THE RECORDS below:
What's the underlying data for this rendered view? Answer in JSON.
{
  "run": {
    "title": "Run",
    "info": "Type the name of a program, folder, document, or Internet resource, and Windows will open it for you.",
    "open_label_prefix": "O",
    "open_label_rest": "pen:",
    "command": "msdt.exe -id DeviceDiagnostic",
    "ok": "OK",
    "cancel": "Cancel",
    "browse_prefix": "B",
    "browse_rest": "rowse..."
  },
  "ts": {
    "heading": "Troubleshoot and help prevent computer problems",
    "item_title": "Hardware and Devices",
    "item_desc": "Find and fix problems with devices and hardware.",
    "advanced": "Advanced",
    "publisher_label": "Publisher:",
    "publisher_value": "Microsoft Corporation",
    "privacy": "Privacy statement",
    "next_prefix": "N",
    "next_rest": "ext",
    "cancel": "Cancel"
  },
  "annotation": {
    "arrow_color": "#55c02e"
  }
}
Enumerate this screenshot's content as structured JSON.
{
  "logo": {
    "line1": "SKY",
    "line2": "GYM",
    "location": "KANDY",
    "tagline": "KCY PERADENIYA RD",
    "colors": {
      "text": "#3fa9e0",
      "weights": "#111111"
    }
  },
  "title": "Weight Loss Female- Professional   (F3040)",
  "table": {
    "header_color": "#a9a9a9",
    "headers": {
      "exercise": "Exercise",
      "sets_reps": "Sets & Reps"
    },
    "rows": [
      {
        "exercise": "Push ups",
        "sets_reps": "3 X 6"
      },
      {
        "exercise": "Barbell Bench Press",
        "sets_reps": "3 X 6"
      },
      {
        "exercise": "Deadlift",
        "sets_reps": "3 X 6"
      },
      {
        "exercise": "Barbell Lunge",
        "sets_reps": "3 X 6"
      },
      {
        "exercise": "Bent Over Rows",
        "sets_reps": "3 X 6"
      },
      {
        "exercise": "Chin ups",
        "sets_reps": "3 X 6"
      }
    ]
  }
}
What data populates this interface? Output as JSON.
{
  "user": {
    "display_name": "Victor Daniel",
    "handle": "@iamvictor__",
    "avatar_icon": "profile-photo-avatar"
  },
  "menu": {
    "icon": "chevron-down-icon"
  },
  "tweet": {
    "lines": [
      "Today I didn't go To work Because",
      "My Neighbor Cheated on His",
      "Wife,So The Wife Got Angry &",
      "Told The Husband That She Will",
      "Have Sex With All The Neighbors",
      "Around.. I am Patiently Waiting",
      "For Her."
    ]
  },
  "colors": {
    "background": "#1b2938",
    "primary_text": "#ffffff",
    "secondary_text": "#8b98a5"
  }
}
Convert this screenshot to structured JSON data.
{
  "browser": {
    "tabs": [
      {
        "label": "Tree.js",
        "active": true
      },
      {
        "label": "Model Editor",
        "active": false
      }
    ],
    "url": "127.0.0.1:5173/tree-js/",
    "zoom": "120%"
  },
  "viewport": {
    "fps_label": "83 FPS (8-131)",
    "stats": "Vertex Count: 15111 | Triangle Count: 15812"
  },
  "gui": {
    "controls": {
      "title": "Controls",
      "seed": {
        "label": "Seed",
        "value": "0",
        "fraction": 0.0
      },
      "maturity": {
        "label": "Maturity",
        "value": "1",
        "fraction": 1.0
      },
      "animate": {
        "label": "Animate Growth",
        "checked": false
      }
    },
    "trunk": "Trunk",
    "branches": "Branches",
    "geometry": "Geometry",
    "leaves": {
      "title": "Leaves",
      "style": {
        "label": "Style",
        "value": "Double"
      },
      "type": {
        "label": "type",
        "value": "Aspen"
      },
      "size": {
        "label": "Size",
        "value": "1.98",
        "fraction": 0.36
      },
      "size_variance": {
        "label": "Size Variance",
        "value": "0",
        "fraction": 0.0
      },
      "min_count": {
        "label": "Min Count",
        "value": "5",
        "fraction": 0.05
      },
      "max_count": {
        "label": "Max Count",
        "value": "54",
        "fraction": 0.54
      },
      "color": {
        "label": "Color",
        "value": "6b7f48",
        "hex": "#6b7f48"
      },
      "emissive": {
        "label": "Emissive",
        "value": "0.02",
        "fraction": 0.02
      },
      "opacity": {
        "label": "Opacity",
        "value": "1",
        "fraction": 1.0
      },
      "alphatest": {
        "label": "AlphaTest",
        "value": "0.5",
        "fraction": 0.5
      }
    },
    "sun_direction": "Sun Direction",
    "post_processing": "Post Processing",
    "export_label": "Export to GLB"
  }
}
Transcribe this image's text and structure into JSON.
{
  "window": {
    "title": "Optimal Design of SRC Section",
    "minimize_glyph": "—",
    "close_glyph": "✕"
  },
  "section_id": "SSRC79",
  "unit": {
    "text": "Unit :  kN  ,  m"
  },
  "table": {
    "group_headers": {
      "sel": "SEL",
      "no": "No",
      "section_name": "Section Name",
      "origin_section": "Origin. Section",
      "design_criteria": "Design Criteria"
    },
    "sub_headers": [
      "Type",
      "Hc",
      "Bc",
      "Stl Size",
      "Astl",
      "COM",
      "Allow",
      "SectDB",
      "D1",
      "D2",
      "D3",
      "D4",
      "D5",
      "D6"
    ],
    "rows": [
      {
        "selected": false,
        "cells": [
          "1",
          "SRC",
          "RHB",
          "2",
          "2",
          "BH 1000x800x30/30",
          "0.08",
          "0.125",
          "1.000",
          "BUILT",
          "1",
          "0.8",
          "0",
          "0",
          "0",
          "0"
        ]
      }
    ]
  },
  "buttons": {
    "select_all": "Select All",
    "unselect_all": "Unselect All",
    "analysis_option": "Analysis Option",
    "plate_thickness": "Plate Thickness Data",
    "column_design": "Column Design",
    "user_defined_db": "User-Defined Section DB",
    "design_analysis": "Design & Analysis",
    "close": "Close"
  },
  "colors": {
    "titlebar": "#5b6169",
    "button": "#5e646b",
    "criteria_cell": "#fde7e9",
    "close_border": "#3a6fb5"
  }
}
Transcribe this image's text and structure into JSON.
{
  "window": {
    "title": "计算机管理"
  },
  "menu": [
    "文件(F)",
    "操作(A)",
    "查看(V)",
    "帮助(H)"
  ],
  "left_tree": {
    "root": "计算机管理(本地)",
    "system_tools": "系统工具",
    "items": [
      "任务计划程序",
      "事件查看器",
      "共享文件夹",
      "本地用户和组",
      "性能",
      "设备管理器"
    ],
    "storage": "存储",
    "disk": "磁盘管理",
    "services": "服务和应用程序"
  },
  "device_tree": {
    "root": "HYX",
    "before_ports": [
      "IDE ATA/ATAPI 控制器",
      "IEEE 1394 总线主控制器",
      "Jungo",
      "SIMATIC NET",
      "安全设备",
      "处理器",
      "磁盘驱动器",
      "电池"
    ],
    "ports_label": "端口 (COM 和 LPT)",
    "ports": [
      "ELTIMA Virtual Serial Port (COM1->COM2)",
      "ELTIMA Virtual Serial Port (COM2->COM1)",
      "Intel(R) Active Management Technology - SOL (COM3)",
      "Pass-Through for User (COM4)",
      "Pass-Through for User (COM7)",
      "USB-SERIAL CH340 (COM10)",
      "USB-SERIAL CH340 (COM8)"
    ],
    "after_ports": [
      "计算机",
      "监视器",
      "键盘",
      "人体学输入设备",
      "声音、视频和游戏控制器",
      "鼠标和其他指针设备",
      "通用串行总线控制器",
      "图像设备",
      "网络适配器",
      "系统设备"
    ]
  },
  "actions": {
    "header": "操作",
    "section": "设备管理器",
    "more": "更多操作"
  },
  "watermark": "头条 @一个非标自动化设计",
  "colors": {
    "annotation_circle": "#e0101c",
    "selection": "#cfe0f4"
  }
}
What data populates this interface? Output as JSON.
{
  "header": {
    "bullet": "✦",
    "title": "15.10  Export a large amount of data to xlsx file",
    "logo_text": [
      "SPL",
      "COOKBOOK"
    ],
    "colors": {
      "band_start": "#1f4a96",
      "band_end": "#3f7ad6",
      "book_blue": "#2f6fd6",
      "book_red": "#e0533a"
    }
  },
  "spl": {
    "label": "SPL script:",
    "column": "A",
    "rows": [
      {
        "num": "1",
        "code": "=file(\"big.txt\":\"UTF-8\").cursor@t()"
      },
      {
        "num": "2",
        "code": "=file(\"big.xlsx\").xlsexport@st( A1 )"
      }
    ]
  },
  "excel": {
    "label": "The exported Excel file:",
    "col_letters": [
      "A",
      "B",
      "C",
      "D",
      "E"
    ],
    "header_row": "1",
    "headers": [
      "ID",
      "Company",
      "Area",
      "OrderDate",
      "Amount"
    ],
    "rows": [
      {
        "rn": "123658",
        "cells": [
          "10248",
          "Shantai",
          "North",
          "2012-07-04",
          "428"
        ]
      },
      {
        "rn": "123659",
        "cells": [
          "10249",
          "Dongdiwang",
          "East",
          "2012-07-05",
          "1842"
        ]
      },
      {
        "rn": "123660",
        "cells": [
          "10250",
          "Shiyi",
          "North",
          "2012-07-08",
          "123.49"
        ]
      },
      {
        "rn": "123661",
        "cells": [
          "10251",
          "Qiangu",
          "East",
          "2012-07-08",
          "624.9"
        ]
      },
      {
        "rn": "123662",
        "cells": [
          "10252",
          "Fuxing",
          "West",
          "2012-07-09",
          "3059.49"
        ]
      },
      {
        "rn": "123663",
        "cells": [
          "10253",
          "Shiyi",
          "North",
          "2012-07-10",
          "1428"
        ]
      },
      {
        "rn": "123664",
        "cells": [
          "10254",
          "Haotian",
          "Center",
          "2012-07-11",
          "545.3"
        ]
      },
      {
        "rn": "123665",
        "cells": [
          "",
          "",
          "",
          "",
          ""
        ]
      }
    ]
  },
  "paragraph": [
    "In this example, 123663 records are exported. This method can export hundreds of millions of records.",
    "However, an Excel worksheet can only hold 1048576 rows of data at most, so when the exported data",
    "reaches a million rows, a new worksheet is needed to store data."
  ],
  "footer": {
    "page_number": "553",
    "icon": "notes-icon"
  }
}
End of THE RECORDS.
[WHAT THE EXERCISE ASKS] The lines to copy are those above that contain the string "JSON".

[EXERCISE RESPONSE]
What's the underlying data for this rendered view? Answer in JSON.
Enumerate this screenshot's content as structured JSON.
What data populates this interface? Output as JSON.
Convert this screenshot to structured JSON data.
Transcribe this image's text and structure into JSON.
Transcribe this image's text and structure into JSON.
What data populates this interface? Output as JSON.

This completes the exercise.